Charlton Heston stars as Whipple "Whip" Hoxworth, the disenfranchised grandson of one of Hawaii's leading white settlers (played by Richard Harris in Hawaii), who left him nothing and inspired Whip to create his own fortune in pineapples. Geraldine Chaplin is his highborn Hawaiian wife, who has a mental breakdown after giving birth and goes native. But the real star of the picture is Tina Chen, a young medical technician who had almost no acting experience. She plays as Nyuk Tsin, who comes to Hawaii aboard one of Whip's slave-labor hauls and ends up becoming a matriarch of the island, respected by the locals and her own large family.
The film's cinematography, by Lucien Ballard (The Wild Bunch, 1969) and Philip Lathrop (The Pink Panther, 1964), delivers the appropriate epic look to the story, beginning with the film's opening aboard Whip's ship. Such grand scale photography had its problems, though. Heston recalls in his autobiography In the Arena: "From shooting on a ship we moved to shooting from a chopper, which also has its problems. It can give you wonderfully acrobatic shots, not possible before the quantum leap in a helicopter design provided by the Vietnam War, but it's almost as tricky as filming on the water. What looked like a fairly simple shot-throwing a dead leper from a cliff into the sea off the leper island of Molokai-was vastly complicated by the chopper's problems. We spent half a day on it."
The Hawaiians is directed by Tom Gries (father of The Pretender's Jon Gries), who had collaborated with Heston on what many believe is the actor's finest film, Will Penny (1968). Gries and Heston had just finished another film prior to work on The Hawaiians - Number One (1969) - about a pro quarterback pushing forty. In his autobiography, Heston remembers his ambivalence towards his role in The Hawaiians: "I tried my best to dismiss my anxieties about Whip Hoxsworth's structural function on the film. Maybe this blunted the swordblade edge an actor should bring to any role. If that's so, I have no excuse for it." Heston expressed concern about not being more involved in his part throughout his journal entries for the production. He says he told producer Walter Mirisch (Hawaii) from the beginning that the real story revolved around Tina Chen's character and not his own. "You also need to fall in love with the guy you're playing, to marry his story....I'd certainly done it with Tommy Gries on Will Penny and Number One, but we somehow fell short on The Hawaiians."

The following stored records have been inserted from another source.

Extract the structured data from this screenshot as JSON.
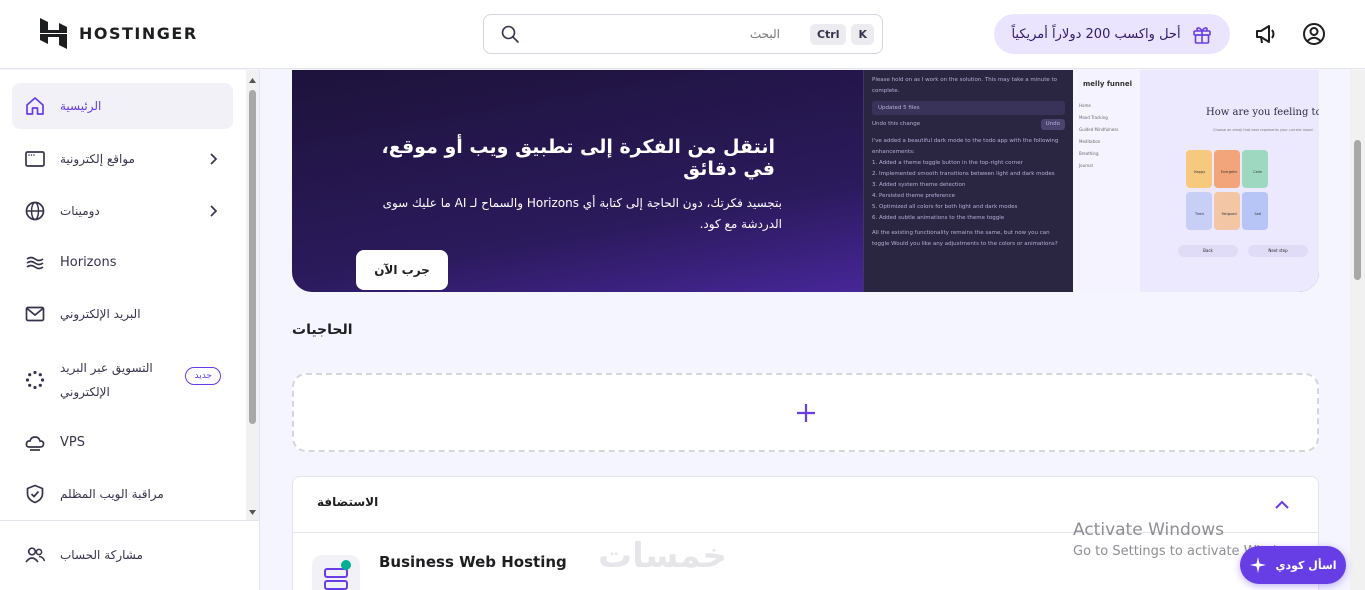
{
  "header": {
    "brand": "HOSTINGER",
    "search_placeholder": "البحث",
    "shortcut_keys": [
      "Ctrl",
      "K"
    ],
    "promo_text": "أحل واكسب 200 دولاراً أمريكياً",
    "icons": [
      "gift-icon",
      "megaphone-icon",
      "user-account-icon",
      "search-icon"
    ]
  },
  "sidebar": {
    "items": [
      {
        "label": "الرئيسية",
        "icon": "home-icon",
        "active": true
      },
      {
        "label": "مواقع إلكترونية",
        "icon": "browser-window-icon",
        "has_chevron": true
      },
      {
        "label": "دومينات",
        "icon": "globe-icon",
        "has_chevron": true
      },
      {
        "label": "Horizons",
        "icon": "horizons-wave-icon"
      },
      {
        "label": "البريد الإلكتروني",
        "icon": "mail-icon"
      },
      {
        "label": "التسويق عبر البريد الإلكتروني",
        "icon": "spinner-dots-icon",
        "badge": "جديد"
      },
      {
        "label": "VPS",
        "icon": "server-cloud-icon"
      },
      {
        "label": "مراقبة الويب المظلم",
        "icon": "shield-check-icon"
      }
    ],
    "footer_item": {
      "label": "مشاركة الحساب",
      "icon": "users-icon"
    }
  },
  "hero": {
    "title": "انتقل من الفكرة إلى تطبيق ويب أو موقع، في دقائق",
    "description": "بتجسيد فكرتك، دون الحاجة إلى كتابة أي Horizons والسماح لـ AI ما عليك سوى الدردشة مع كود.",
    "cta": "جرب الآن",
    "mock_chat": {
      "intro": "Please hold on as I work on the solution. This may take a minute to complete.",
      "updated_files": "Updated 5 files",
      "undo_label": "Undo this change",
      "undo_button": "Undo",
      "summary": "I've added a beautiful dark mode to the todo app with the following enhancements:",
      "steps": [
        "1. Added a theme toggle button in the top-right corner",
        "2. Implemented smooth transitions between light and dark modes",
        "3. Added system theme detection",
        "4. Persisted theme preference",
        "5. Optimized all colors for both light and dark modes",
        "6. Added subtle animations to the theme toggle"
      ],
      "closing": "All the existing functionality remains the same, but now you can toggle Would you like any adjustments to the colors or animations?"
    },
    "mock_app": {
      "logo": "melly funnel",
      "heading": "How are you feeling today",
      "subheading": "Choose an emoji that best represents your current mood",
      "menu": [
        "Home",
        "Mood Tracking",
        "Guided Mindfulness",
        "Meditation",
        "Breathing",
        "Journal"
      ],
      "moods": [
        "Happy",
        "Energetic",
        "Calm",
        "Tired",
        "Fatigued",
        "Sad"
      ],
      "nav": [
        "Back",
        "Next step"
      ]
    }
  },
  "needs": {
    "title": "الحاجيات",
    "add_icon": "plus-icon"
  },
  "hosting": {
    "title": "الاستضافة",
    "service_name": "Business Web Hosting"
  },
  "overlay": {
    "activate_title": "Activate Windows",
    "activate_subtitle": "Go to Settings to activate Windows.",
    "brand_watermark": "خمسات",
    "ask_button": "اسأل كودي"
  },
  "colors": {
    "accent": "#673de6",
    "hero_dark": "#1c1238",
    "promo_bg": "#ebe4ff"
  }
}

Despite Heston's admitted disengagement from his character, The Hawaiians manages to create a compelling picture of a turbulent time that is still not well understood. The film was nominated for the Oscar® for Best Costume Design and Tina Chen was nominated for the Best Supporting Actress Golden Globe.
Producer: Walter Mirisch, Robert Stambler
Director: Tom Gries
Screenplay: James Michener (novel), James R. Webb
Cinematography: Lucien Ballard, Philip H. Lathrop
Film Editing: Byron 'Buzz' Brandt, Ralph E. Winters
Art Direction: George B. Chan
Music: Henry Mancini
Cast: Charlton Heston (Whipple Hoxworth), Geraldine Chaplin (Purity Hoxworth), John Phillip Law (Noel Hoxworth), Mako (Mun Ki), Khigh Dhiegh (Kai Chung), Don Knight (Milton Overpeck).
by Emily Soares